**Given entries**.

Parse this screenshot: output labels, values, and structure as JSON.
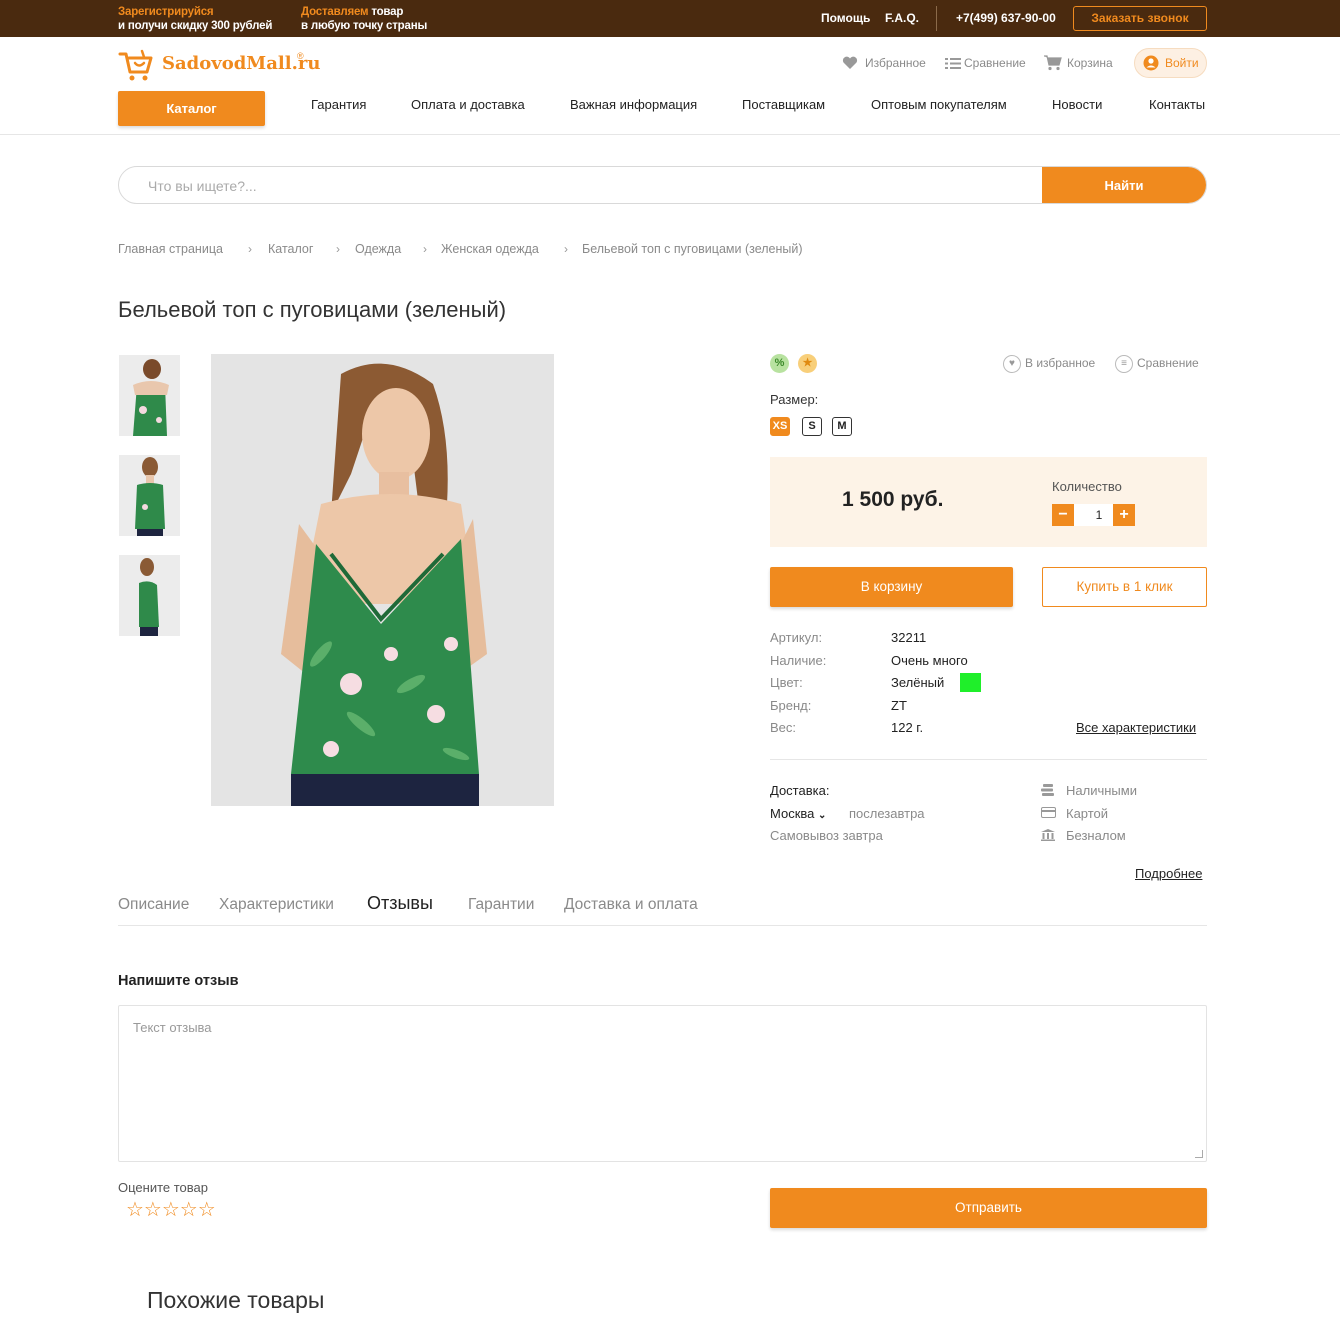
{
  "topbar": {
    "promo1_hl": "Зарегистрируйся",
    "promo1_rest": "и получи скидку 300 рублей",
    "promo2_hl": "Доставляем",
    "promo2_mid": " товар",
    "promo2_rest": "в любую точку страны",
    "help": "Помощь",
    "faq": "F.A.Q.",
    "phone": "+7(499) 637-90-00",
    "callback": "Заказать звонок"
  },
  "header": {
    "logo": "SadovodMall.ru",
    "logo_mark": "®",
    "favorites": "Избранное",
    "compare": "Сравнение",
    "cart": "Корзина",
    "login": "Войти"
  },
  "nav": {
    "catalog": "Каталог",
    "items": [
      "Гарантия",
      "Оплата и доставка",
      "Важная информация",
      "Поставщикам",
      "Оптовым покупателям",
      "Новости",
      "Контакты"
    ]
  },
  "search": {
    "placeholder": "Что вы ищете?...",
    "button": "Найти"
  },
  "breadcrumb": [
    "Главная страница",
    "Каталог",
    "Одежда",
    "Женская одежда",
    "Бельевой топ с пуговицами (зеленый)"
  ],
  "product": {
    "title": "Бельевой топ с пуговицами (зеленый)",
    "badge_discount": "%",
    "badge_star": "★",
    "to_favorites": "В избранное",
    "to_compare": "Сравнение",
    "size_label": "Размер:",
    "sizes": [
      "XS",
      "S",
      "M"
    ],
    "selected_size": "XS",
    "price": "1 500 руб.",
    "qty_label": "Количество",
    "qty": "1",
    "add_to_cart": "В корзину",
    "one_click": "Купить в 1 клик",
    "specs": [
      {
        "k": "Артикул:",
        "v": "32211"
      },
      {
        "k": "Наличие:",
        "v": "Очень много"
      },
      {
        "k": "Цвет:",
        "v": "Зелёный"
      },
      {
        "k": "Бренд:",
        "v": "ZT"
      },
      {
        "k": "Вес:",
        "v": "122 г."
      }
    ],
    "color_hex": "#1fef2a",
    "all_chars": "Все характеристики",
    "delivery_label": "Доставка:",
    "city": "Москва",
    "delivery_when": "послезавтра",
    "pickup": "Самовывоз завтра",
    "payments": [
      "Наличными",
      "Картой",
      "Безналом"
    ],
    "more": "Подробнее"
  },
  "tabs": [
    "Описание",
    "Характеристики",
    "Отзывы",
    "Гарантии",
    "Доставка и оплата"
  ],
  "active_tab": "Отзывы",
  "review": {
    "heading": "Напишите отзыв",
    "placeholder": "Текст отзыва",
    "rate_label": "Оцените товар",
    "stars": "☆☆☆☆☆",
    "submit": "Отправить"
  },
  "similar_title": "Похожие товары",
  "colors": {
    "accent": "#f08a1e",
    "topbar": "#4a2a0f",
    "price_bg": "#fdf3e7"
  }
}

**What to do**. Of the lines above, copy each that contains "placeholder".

**Solution below**.
    "placeholder": "Что вы ищете?...",
    "placeholder": "Текст отзыва",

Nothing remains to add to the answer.